People Search For Questions
Not so long ago, you had to be very specific with your search terms if you wanted to use Google. Boolean operators like AND and OR were vitally important, as well as dashes, quotation marks, and the order of words.
Then came Hummingbird. In 2013, in response to the tendency of websites to “stuff” their content with keywords, Google released a major algorithm update called Hummingbird that shifted emphasis to normal speech. Now, instead of searching for something like “mexican food AND event space +denver,” you can search for “what’s the best mexican restaurant to have my birthday party” and get relevant results.
Today’s web users are increasingly used to searching with “natural language” — the way they’d talk to a normal person. They’re also not necessarily using jargon. Web users are more likely to search for “how do I get more website visitors” than “increase web traffic through social media click through.” By keeping your finger on the pulse of what people search for, you can take advantage of people’s natural speech patterns in your headlines.
Not All Questions Are Good Headlines
A headline in the form of a question should be specific enough that it’s only coming up in relevant search results — the whole idea of inbound marketing is that you’re only attracting the attention of people who are genuinely interested in what you do.
What you don’t want to do is write headlines that are so specific or so outlandish that the answer feels obvious. Something like “Will This New Gadget Save You 90% Of Your Gas Costs?” just sounds unreasonable and deceptive.
Finally, make sure you answer the question. Remember, people were drawn in because they wanted to know the answer to the question you posed in your headline — if you don’t provide an answer, they’ll feel cheated.
What Kind Of Question Should You Ask?
Yes Or No Questions
Betteridge’s Law Of Headlines says that if a headline is posed as a yes-or-no question, the answer is no. The idea is that you can create the intrigue of an unanswered question by asking almost anything, even if the answer is no.
Obviously, this idea can be abused with absurd clickbait like “Was Elvis Spotted At Coachella?” But that doesn’t mean the phrasing can’t still be intriguing. A headline framed as a question, like “Does Facebook’s New Algorithm Spell The End Of Digital Marketing?” can still make you wonder why the question was even asked. What’s going on with Facebook? And why might someone think it’s bad for marketing?
Open-ended questions are the ones your visitors and customers are most likely to be asking. What’s the best email client for my business? How often should I post to Twitter? How do I increase email conversion? By creating headlines with open-ended questions, you’ll appeal to people who are looking for those answers.
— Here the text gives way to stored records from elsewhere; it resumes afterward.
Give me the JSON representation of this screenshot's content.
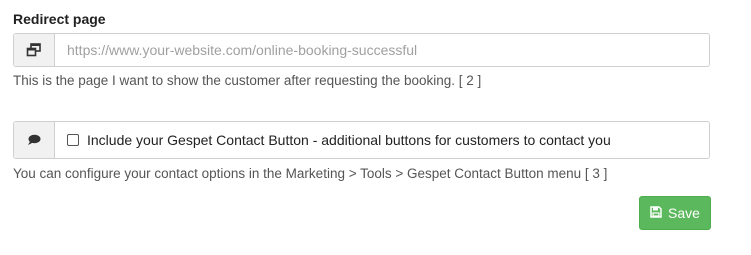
{
  "redirect": {
    "title": "Redirect page",
    "url_value": "",
    "url_placeholder": "https://www.your-website.com/online-booking-successful",
    "help_text": "This is the page I want to show the customer after requesting the booking. [ 2 ]",
    "icon": "external-window-icon"
  },
  "contact_button": {
    "checkbox_label": "Include your Gespet Contact Button - additional buttons for customers to contact you",
    "checked": false,
    "help_text": "You can configure your contact options in the Marketing > Tools > Gespet Contact Button menu [ 3 ]",
    "icon": "speech-bubble-icon"
  },
  "save_button": {
    "label": "Save",
    "icon": "floppy-disk-icon",
    "color": "#5cb85c"
  }
}
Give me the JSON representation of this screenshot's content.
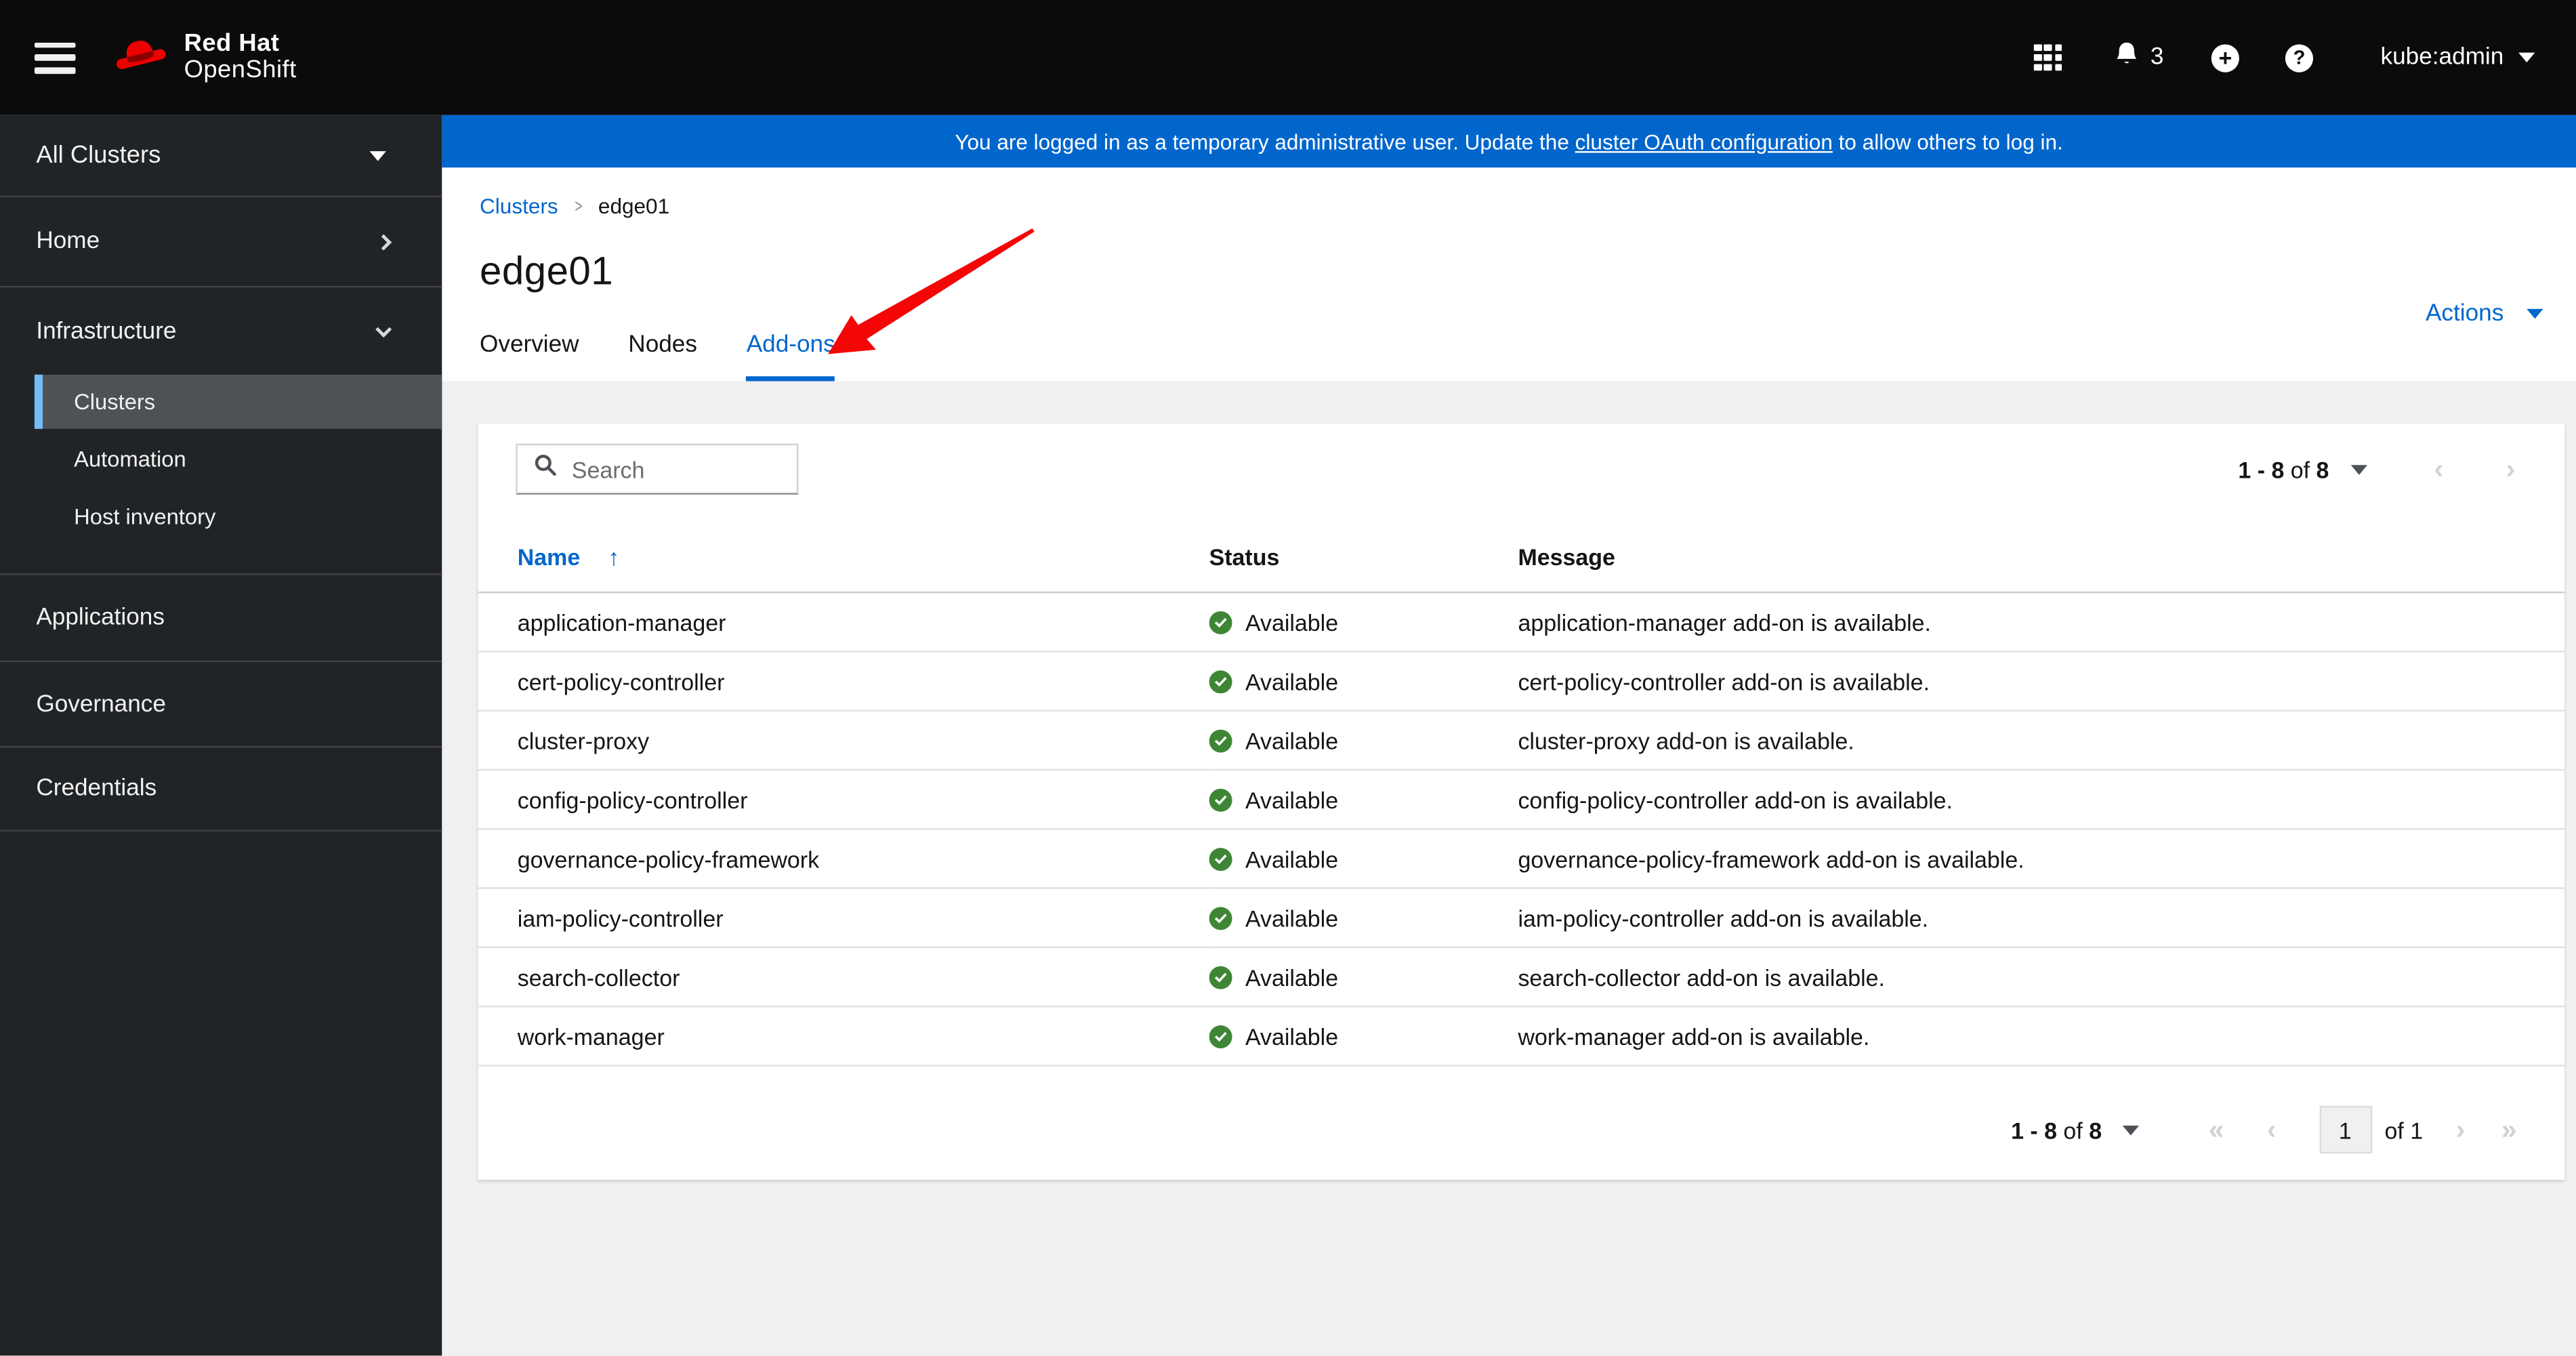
{
  "colors": {
    "accent_blue": "#0066cc",
    "banner_bg": "#0066cc",
    "success_green": "#3e8635",
    "nav_selected_border": "#73bcf7",
    "brand_red": "#ee0000",
    "annotation_arrow_red": "#f40606"
  },
  "masthead": {
    "brand_line1": "Red Hat",
    "brand_line2": "OpenShift",
    "notification_count": "3",
    "plus_glyph": "+",
    "help_glyph": "?",
    "user_menu": "kube:admin"
  },
  "banner": {
    "text_before": "You are logged in as a temporary administrative user. Update the ",
    "link_text": "cluster OAuth configuration",
    "text_after": " to allow others to log in."
  },
  "sidebar": {
    "cluster_selector_label": "All Clusters",
    "home_label": "Home",
    "infrastructure_label": "Infrastructure",
    "infrastructure_children": [
      "Clusters",
      "Automation",
      "Host inventory"
    ],
    "selected_child": "Clusters",
    "applications_label": "Applications",
    "governance_label": "Governance",
    "credentials_label": "Credentials"
  },
  "breadcrumb": {
    "items": [
      "Clusters",
      "edge01"
    ]
  },
  "page": {
    "title": "edge01",
    "actions_label": "Actions"
  },
  "tabs": [
    {
      "label": "Overview",
      "selected": false
    },
    {
      "label": "Nodes",
      "selected": false
    },
    {
      "label": "Add-ons",
      "selected": true
    }
  ],
  "toolbar": {
    "search_placeholder": "Search"
  },
  "pagination_top": {
    "range": "1 - 8",
    "of": "of",
    "total": "8"
  },
  "table": {
    "columns": [
      "Name",
      "Status",
      "Message"
    ],
    "sorted_by": "Name",
    "sort_direction": "ascending",
    "sort_glyph": "↑",
    "rows": [
      {
        "name": "application-manager",
        "status": "Available",
        "message": "application-manager add-on is available."
      },
      {
        "name": "cert-policy-controller",
        "status": "Available",
        "message": "cert-policy-controller add-on is available."
      },
      {
        "name": "cluster-proxy",
        "status": "Available",
        "message": "cluster-proxy add-on is available."
      },
      {
        "name": "config-policy-controller",
        "status": "Available",
        "message": "config-policy-controller add-on is available."
      },
      {
        "name": "governance-policy-framework",
        "status": "Available",
        "message": "governance-policy-framework add-on is available."
      },
      {
        "name": "iam-policy-controller",
        "status": "Available",
        "message": "iam-policy-controller add-on is available."
      },
      {
        "name": "search-collector",
        "status": "Available",
        "message": "search-collector add-on is available."
      },
      {
        "name": "work-manager",
        "status": "Available",
        "message": "work-manager add-on is available."
      }
    ]
  },
  "pagination_bottom": {
    "range": "1 - 8",
    "of": "of",
    "total": "8",
    "first_glyph": "«",
    "prev_glyph": "‹",
    "current_page": "1",
    "of_pages": "of 1",
    "next_glyph": "›",
    "last_glyph": "»"
  }
}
Matters Of Opinion
Another great way to get attention to your page and foster a community between you and your customers is to draw in readers with a blog post that shares a personal opinion on a topic. By asking the question in the title and stating your opinion in the body of the blog itself, as opposed to simply stating an opinion in the headline, you invite others to weigh in and answer the question in their own way.
Don’t Overdo It
Not every headline you post from here on should take the form of a question. Part of your role as a content creator is to establish expertise and thought leadership on a topic, and assertive statements convey that confidence better than questions. But do questions have their place in content? Absolutely.